|B||32.* Direct the Immigration and Naturalization Service (INS) to assume hardship in deportation proceedings for immigrant PWAs|
|B||33.* Direct INS to recognize PWAs as a protected asylum category|
|C||34. Order liberal granting of INS waivers of HIV restrictions in family categories|
|C||35. Direct INS to implement an AIDS training program for staff|
|F||36. Direct INS to exempt all immigrants with disabilities from new Medicaid and welfare legislation restricting immigrants’ eligibility|
|F||37. Order CDC and the Department of Education to link federal funding to implementing explicit HIV education programs (including condom distribution)|
|F||38.* Order that CDC certify the usefulness of needle-exchange programs to remove existing restrictions on using federal funds for such programs|
|B||39. Direct CDC to summarize the evidence that state syringe-prescription laws promote HIV transmission|
|D||40. Remove non-legislated content restrictions on federally-funded HIV prevention programs|
|A||41.* Direct CDC to meet community groups’ requests for technical assistance for HIV prevention|
|C||42. Reallocate CDC prevention dollars to target under-reached groups, such as prisoners, substance users and gay youth|
|C||43.* Direct NIH to prioritize development of new drug-abuse treatments (especially for crack addiction)|
|F||44. Reallocate federal drug-treatment dollars to improve programs for prisoners|

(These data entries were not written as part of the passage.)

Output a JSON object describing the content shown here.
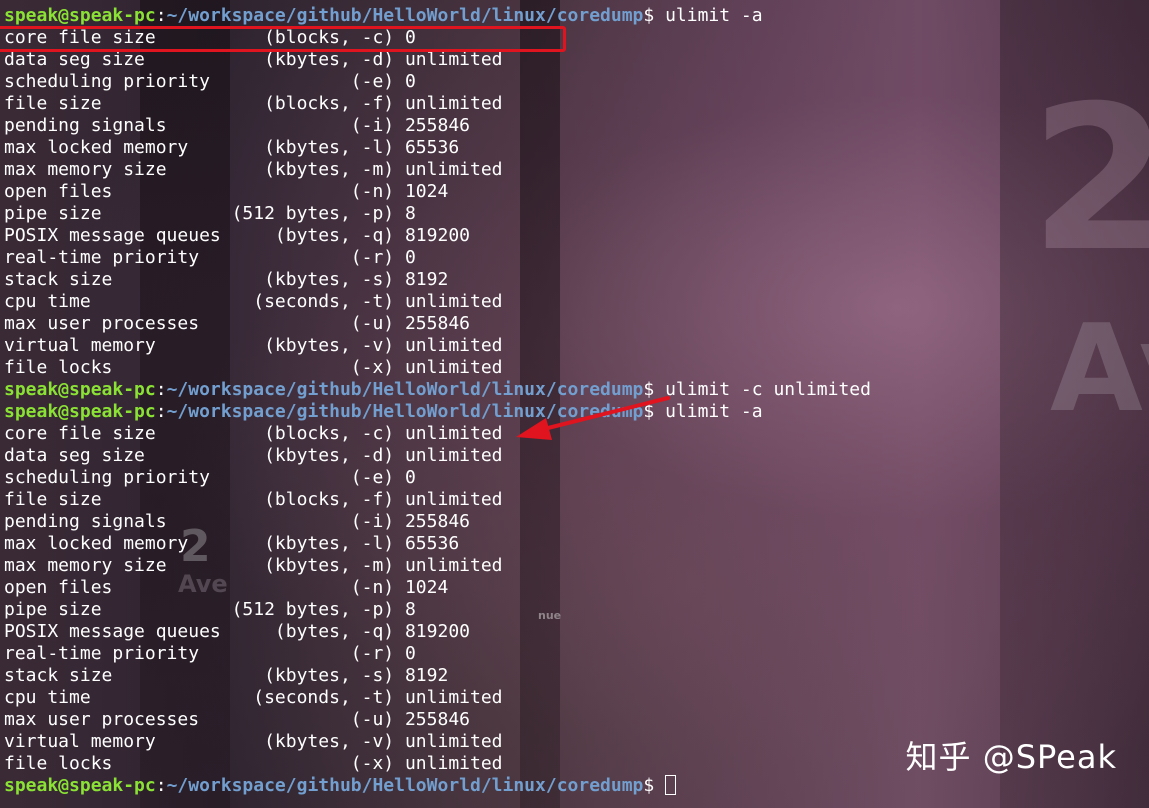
{
  "terminal": {
    "prompt": {
      "user_host": "speak@speak-pc",
      "separator": ":",
      "path": "~/workspace/github/HelloWorld/linux/coredump",
      "symbol": "$ "
    },
    "cmd1": "ulimit -a",
    "output1": [
      "core file size          (blocks, -c) 0",
      "data seg size           (kbytes, -d) unlimited",
      "scheduling priority             (-e) 0",
      "file size               (blocks, -f) unlimited",
      "pending signals                 (-i) 255846",
      "max locked memory       (kbytes, -l) 65536",
      "max memory size         (kbytes, -m) unlimited",
      "open files                      (-n) 1024",
      "pipe size            (512 bytes, -p) 8",
      "POSIX message queues     (bytes, -q) 819200",
      "real-time priority              (-r) 0",
      "stack size              (kbytes, -s) 8192",
      "cpu time               (seconds, -t) unlimited",
      "max user processes              (-u) 255846",
      "virtual memory          (kbytes, -v) unlimited",
      "file locks                      (-x) unlimited"
    ],
    "cmd2": "ulimit -c unlimited",
    "cmd3": "ulimit -a",
    "output2": [
      "core file size          (blocks, -c) unlimited",
      "data seg size           (kbytes, -d) unlimited",
      "scheduling priority             (-e) 0",
      "file size               (blocks, -f) unlimited",
      "pending signals                 (-i) 255846",
      "max locked memory       (kbytes, -l) 65536",
      "max memory size         (kbytes, -m) unlimited",
      "open files                      (-n) 1024",
      "pipe size            (512 bytes, -p) 8",
      "POSIX message queues     (bytes, -q) 819200",
      "real-time priority              (-r) 0",
      "stack size              (kbytes, -s) 8192",
      "cpu time               (seconds, -t) unlimited",
      "max user processes              (-u) 255846",
      "virtual memory          (kbytes, -v) unlimited",
      "file locks                      (-x) unlimited"
    ]
  },
  "background": {
    "numeral_large": "2",
    "numeral_small": "2",
    "sign_large": "Av",
    "sign_small": "Ave",
    "sign_tiny": "nue"
  },
  "watermark": "知乎 @SPeak",
  "colors": {
    "prompt_user": "#8ae234",
    "prompt_path": "#729fcf",
    "annotation": "#e0141e",
    "text": "#ffffff"
  },
  "icons": {
    "cursor": "block-cursor-icon",
    "arrow": "red-arrow-icon"
  }
}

|D||45. Direct the AIDS Treatment Information Service to include information on nutrition and alternative treatments|
|C||46.* Speak out against HIV-related discrimination and prejudice based on race, ethnicity or sexual orientation|
|F||47. Appoint a surgeon general committed to frank AIDS prevention education, needle exchange and a high profile on AIDS issues|
|D||48. Encourage national media to accurately report on HIV-related diseases|
|D||49. Direct the 46 federal agencies with arrest power to set guidelines for handling PWAs, and urge state and local authorities to adopt these guidelines|
|D||50. Commit to international leadership on AIDS, including implementing actions required by the Paris AIDS Summit declaration signed by the U.S., and offer to share data on federally-developed treatments and trial methodology with all countries|
*Included, partially or fully, in recommendations of Presidential Advisory Council on HIV/AIDS
Includes actions taken as of August 12,1996